→ **Records from a collection**:
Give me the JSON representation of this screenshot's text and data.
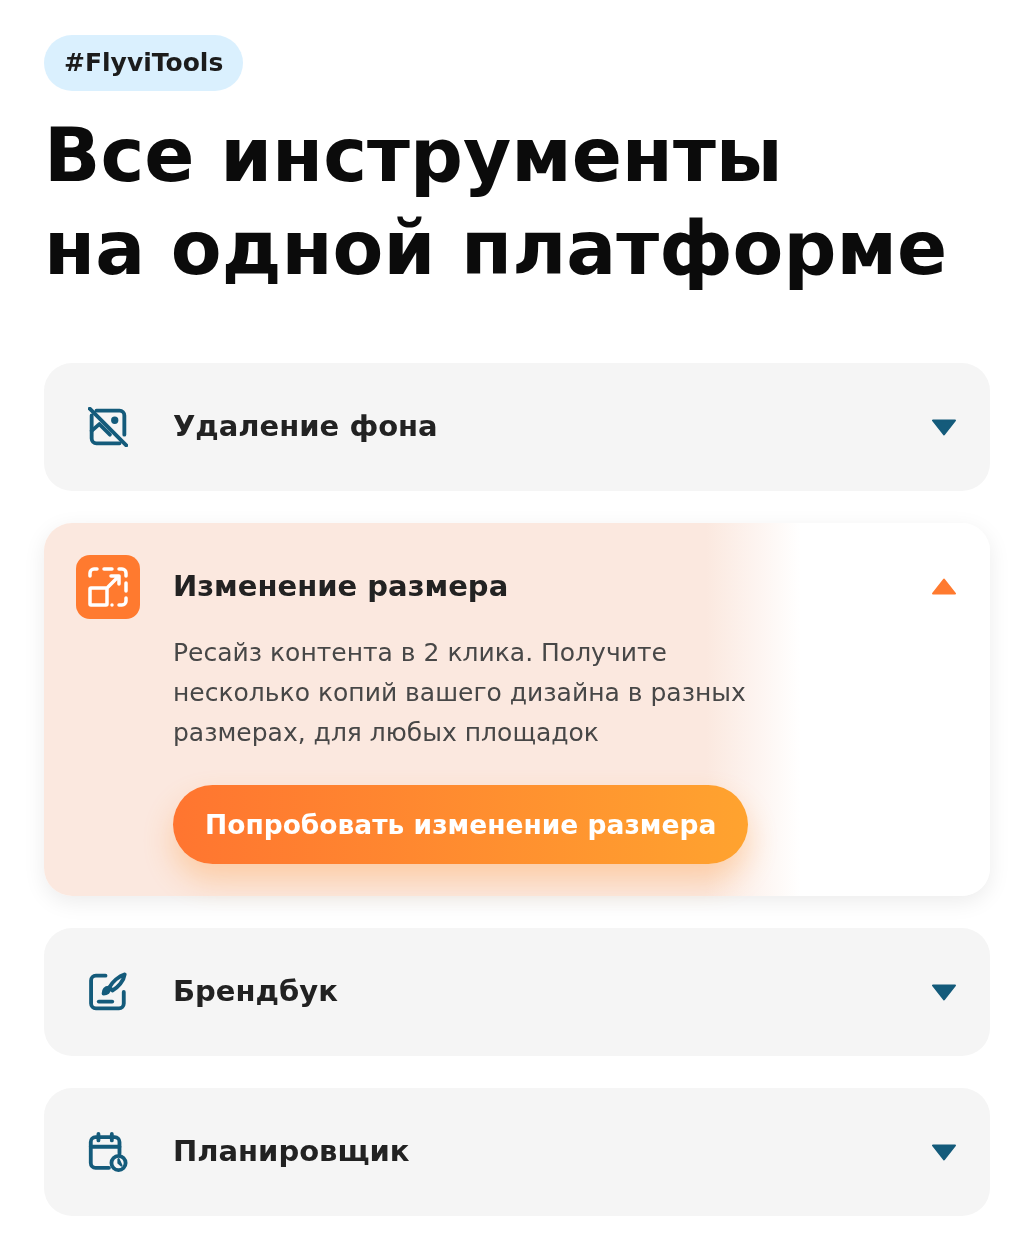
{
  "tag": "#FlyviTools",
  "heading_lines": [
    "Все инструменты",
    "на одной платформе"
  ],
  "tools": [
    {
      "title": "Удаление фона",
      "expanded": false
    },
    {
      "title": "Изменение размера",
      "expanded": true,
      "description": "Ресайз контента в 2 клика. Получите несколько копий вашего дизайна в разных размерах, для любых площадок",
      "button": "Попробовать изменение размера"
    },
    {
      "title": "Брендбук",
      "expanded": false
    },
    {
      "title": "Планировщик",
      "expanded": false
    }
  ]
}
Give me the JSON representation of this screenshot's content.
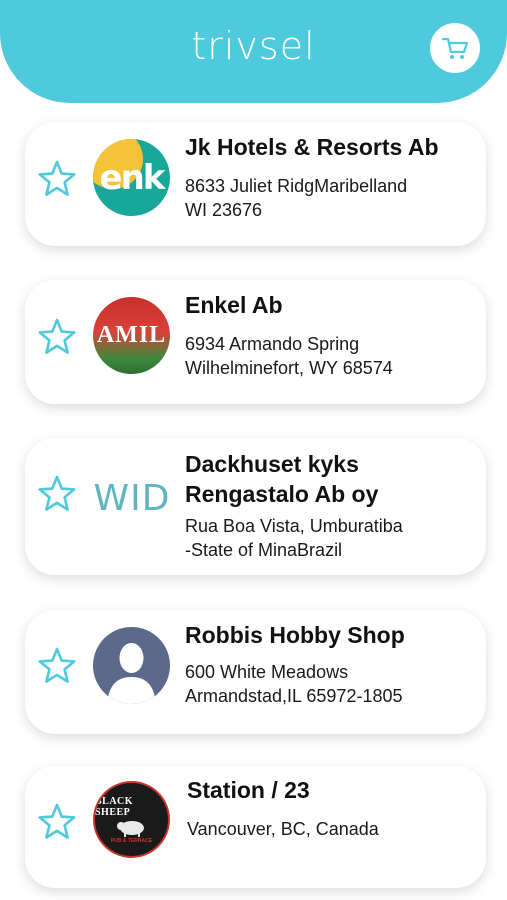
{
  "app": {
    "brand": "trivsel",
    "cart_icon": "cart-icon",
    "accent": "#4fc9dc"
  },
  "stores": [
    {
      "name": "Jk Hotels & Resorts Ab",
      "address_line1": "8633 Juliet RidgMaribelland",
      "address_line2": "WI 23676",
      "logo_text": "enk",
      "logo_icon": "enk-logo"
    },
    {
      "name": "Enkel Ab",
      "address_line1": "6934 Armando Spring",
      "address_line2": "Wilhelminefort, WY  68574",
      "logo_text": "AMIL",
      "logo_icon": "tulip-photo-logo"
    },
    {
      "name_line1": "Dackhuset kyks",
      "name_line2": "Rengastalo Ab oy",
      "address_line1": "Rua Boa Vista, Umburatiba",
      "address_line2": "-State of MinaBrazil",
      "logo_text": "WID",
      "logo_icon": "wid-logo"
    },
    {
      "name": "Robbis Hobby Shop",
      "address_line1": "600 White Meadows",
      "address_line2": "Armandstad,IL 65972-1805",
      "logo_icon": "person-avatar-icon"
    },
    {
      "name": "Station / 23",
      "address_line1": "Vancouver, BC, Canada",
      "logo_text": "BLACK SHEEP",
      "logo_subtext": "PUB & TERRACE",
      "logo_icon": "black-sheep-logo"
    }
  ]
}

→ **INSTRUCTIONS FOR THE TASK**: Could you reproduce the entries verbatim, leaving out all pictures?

→ **ANSWER TO THE EXERCISE**:
Give me the JSON representation of this screenshot's text and data.
{
  "tag": "#FlyviTools",
  "heading_lines": [
    "Все инструменты",
    "на одной платформе"
  ],
  "tools": [
    {
      "title": "Удаление фона",
      "expanded": false
    },
    {
      "title": "Изменение размера",
      "expanded": true,
      "description": "Ресайз контента в 2 клика. Получите несколько копий вашего дизайна в разных размерах, для любых площадок",
      "button": "Попробовать изменение размера"
    },
    {
      "title": "Брендбук",
      "expanded": false
    },
    {
      "title": "Планировщик",
      "expanded": false
    }
  ]
}
Give me the JSON representation of this screenshot's content.
{
  "app": {
    "brand": "trivsel",
    "cart_icon": "cart-icon",
    "accent": "#4fc9dc"
  },
  "stores": [
    {
      "name": "Jk Hotels & Resorts Ab",
      "address_line1": "8633 Juliet RidgMaribelland",
      "address_line2": "WI 23676",
      "logo_text": "enk",
      "logo_icon": "enk-logo"
    },
    {
      "name": "Enkel Ab",
      "address_line1": "6934 Armando Spring",
      "address_line2": "Wilhelminefort, WY  68574",
      "logo_text": "AMIL",
      "logo_icon": "tulip-photo-logo"
    },
    {
      "name_line1": "Dackhuset kyks",
      "name_line2": "Rengastalo Ab oy",
      "address_line1": "Rua Boa Vista, Umburatiba",
      "address_line2": "-State of MinaBrazil",
      "logo_text": "WID",
      "logo_icon": "wid-logo"
    },
    {
      "name": "Robbis Hobby Shop",
      "address_line1": "600 White Meadows",
      "address_line2": "Armandstad,IL 65972-1805",
      "logo_icon": "person-avatar-icon"
    },
    {
      "name": "Station / 23",
      "address_line1": "Vancouver, BC, Canada",
      "logo_text": "BLACK SHEEP",
      "logo_subtext": "PUB & TERRACE",
      "logo_icon": "black-sheep-logo"
    }
  ]
}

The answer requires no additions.